Records from a collection:

▬▬▬▬▬▬▬▬▬▬

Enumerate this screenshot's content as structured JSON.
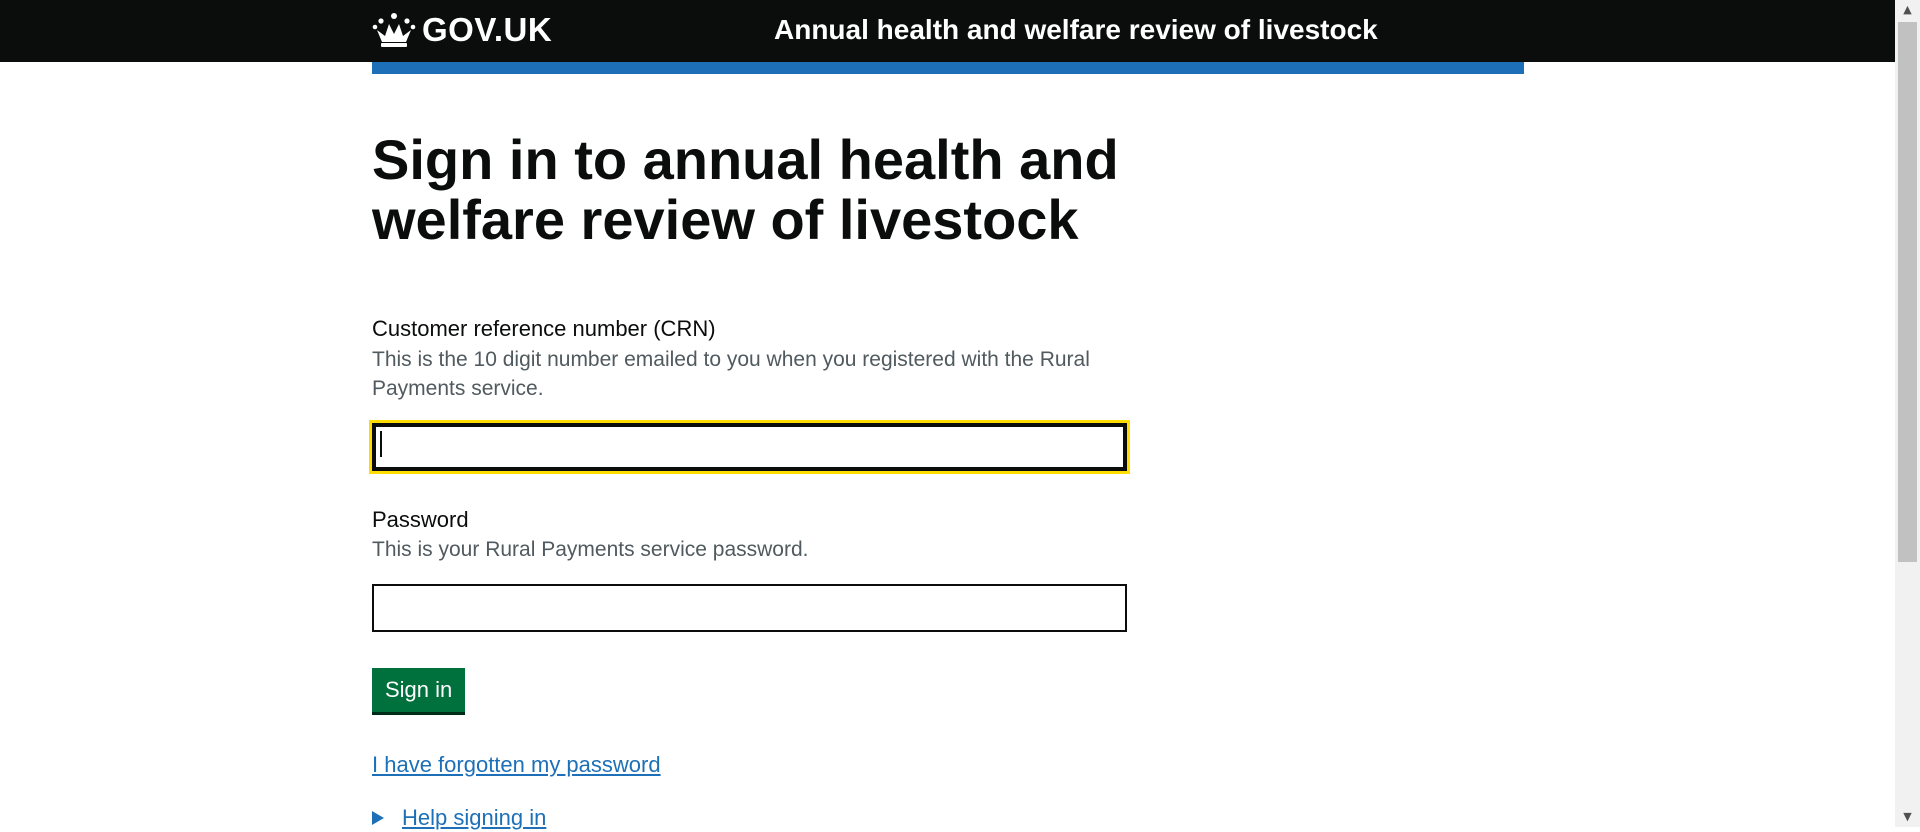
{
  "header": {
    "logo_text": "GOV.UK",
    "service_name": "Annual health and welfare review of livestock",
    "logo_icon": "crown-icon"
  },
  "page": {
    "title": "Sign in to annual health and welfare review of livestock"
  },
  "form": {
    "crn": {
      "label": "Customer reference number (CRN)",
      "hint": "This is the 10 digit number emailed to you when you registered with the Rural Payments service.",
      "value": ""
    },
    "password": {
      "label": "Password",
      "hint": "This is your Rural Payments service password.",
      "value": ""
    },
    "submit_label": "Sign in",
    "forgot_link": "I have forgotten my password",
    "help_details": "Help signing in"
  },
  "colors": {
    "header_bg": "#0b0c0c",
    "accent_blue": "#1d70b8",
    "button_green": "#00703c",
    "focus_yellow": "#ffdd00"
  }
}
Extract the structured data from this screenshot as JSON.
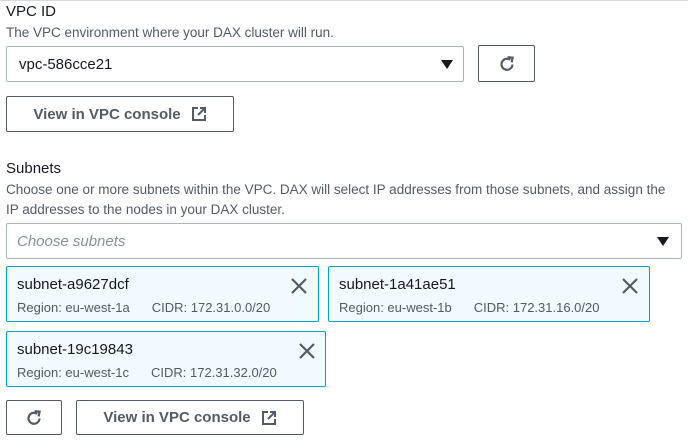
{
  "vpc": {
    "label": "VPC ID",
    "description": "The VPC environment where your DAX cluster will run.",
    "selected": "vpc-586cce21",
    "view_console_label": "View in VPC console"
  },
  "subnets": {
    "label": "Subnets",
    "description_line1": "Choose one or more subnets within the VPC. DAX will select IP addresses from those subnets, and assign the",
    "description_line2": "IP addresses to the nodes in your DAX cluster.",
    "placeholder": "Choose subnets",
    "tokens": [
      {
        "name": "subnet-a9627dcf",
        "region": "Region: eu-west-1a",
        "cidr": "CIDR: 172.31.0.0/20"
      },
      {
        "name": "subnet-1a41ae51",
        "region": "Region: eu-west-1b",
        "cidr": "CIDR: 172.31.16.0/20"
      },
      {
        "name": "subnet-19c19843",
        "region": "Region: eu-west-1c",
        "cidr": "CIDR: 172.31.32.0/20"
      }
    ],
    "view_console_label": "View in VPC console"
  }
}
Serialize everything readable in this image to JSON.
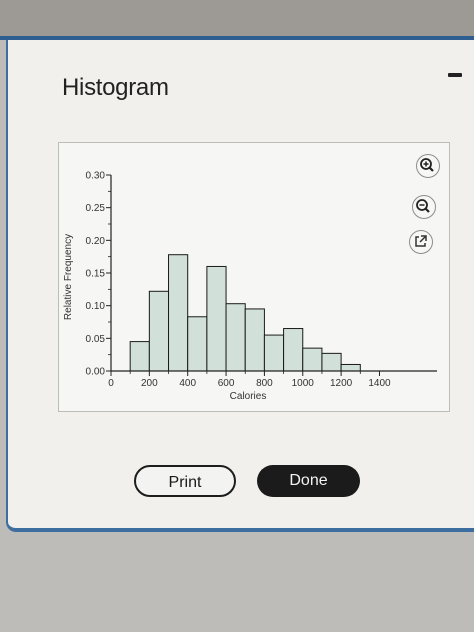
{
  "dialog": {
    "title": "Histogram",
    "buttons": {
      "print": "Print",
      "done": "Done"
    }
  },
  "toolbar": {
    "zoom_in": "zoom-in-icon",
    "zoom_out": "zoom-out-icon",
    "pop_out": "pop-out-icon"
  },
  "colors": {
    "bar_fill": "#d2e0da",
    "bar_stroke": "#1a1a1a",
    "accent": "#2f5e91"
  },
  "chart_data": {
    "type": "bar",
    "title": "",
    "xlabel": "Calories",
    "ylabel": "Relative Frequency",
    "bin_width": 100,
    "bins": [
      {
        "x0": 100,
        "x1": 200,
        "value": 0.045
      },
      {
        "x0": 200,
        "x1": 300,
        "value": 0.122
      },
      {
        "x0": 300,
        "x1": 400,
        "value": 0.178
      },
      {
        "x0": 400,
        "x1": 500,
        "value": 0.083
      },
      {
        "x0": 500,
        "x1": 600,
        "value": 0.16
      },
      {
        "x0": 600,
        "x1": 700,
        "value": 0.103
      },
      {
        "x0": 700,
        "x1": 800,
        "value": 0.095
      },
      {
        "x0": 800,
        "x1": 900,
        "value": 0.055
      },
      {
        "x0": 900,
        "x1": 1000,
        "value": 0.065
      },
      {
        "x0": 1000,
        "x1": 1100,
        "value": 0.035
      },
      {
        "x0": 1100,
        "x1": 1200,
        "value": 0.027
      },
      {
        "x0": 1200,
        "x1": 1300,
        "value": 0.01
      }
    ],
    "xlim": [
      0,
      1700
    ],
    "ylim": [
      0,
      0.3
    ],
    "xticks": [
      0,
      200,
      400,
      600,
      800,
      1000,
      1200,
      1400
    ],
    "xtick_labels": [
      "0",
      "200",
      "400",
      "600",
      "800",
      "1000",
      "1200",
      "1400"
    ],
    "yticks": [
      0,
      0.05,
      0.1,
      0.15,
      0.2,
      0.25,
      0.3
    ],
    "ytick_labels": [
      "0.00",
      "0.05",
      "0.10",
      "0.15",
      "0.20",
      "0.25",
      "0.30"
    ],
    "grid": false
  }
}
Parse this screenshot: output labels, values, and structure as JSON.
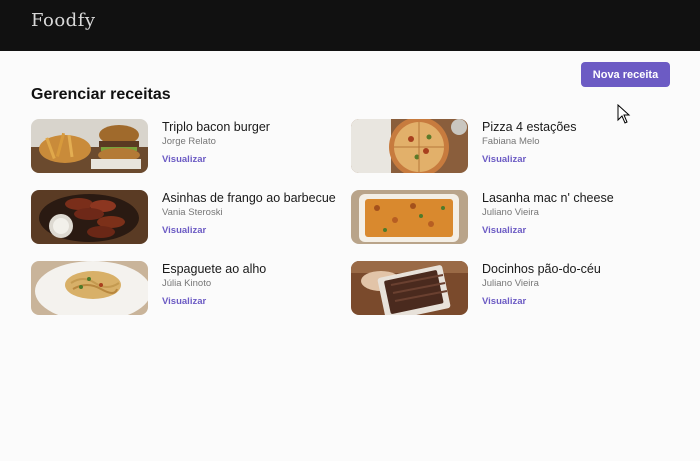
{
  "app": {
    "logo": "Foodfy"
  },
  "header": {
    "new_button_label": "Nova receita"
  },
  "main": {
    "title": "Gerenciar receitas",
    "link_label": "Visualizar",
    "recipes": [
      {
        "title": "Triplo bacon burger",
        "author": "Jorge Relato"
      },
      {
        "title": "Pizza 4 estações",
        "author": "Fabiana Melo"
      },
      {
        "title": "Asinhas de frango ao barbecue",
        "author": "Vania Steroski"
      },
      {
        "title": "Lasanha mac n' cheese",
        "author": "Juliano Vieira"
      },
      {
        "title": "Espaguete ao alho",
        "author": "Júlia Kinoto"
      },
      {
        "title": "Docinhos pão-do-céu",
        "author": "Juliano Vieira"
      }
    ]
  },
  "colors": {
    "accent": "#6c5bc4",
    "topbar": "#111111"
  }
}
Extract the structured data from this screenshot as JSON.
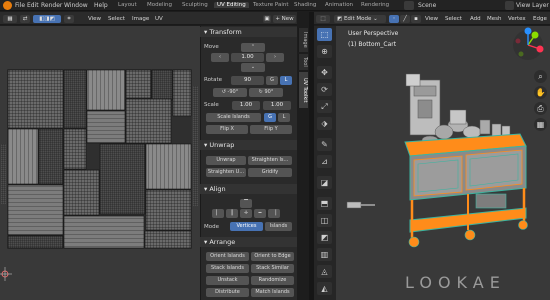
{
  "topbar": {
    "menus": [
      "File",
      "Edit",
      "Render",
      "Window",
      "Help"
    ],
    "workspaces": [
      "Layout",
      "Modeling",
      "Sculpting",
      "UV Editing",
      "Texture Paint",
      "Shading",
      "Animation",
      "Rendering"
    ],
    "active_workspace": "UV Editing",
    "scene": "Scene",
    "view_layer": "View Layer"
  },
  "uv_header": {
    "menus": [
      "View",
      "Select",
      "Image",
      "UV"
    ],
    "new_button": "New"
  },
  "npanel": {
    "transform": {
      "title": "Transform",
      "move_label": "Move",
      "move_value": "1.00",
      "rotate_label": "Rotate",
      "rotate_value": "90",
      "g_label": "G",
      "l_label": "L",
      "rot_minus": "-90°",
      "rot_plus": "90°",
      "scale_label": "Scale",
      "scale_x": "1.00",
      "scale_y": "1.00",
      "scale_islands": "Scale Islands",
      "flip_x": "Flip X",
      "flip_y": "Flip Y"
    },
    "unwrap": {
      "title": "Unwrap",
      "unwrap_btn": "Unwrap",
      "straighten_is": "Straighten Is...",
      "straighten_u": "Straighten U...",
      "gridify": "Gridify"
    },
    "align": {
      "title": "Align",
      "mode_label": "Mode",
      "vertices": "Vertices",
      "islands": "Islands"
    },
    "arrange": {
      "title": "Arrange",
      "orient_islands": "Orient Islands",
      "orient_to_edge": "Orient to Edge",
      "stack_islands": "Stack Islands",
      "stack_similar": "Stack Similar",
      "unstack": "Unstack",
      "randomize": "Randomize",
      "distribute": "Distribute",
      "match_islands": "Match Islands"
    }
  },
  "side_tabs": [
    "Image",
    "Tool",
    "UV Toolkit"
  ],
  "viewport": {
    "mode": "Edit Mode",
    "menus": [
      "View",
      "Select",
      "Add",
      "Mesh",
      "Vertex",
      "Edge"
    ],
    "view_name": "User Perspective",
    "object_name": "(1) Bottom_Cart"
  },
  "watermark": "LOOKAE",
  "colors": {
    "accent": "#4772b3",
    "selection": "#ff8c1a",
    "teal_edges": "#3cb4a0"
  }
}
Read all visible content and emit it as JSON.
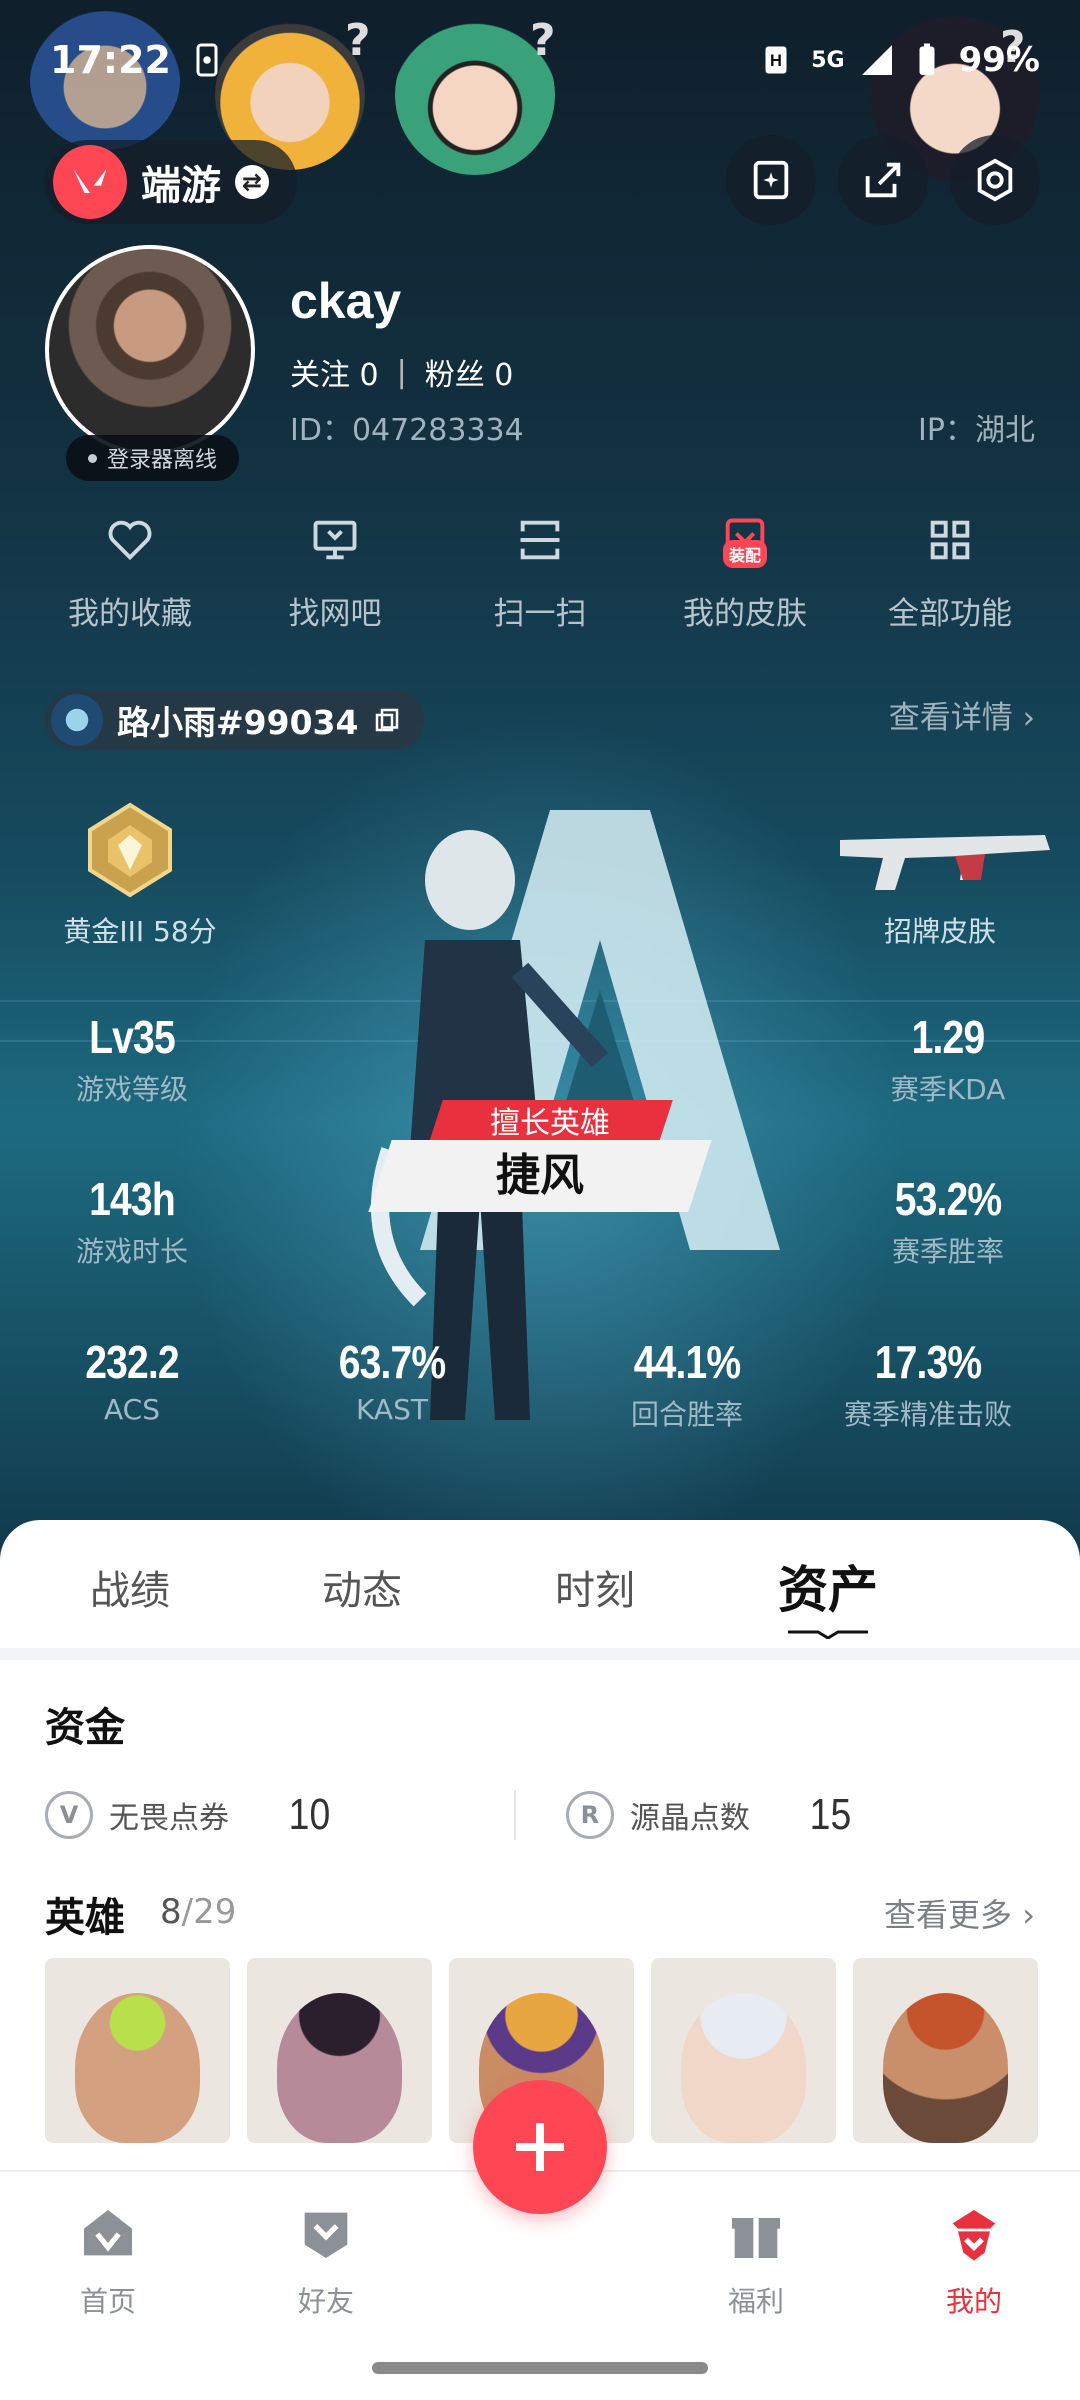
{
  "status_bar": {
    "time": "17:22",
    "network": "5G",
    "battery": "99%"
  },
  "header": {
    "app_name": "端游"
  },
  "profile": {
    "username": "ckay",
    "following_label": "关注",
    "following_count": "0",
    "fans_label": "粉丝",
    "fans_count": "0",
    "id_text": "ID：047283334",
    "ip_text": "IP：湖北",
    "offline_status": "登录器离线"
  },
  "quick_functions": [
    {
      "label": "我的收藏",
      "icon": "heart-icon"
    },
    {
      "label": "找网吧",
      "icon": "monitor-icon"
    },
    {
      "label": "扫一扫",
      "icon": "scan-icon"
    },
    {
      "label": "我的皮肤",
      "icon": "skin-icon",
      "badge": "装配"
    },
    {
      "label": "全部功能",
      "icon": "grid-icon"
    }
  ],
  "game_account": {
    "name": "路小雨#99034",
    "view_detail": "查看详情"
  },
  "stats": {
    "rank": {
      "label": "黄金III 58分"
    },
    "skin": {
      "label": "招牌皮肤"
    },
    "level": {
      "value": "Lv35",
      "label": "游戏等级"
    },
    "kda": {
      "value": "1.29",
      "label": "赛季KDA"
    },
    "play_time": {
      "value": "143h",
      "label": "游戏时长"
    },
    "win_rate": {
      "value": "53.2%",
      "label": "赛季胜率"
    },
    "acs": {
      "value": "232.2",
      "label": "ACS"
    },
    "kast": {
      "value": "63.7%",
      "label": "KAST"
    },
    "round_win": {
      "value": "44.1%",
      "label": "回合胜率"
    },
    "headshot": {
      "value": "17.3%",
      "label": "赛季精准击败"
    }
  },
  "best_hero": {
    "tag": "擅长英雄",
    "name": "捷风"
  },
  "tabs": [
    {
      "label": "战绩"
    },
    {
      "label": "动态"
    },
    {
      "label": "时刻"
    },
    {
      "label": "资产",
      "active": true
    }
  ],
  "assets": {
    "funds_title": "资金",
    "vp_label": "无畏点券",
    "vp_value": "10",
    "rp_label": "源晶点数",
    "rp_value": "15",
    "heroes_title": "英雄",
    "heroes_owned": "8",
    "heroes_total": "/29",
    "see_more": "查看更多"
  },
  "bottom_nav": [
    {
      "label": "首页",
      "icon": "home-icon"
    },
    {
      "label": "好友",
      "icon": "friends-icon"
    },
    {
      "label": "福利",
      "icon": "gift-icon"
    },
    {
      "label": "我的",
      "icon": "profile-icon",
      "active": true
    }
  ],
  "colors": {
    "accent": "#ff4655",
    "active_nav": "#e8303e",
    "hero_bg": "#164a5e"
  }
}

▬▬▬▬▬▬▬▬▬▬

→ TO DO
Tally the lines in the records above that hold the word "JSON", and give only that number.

→ WRITTEN REPLY
6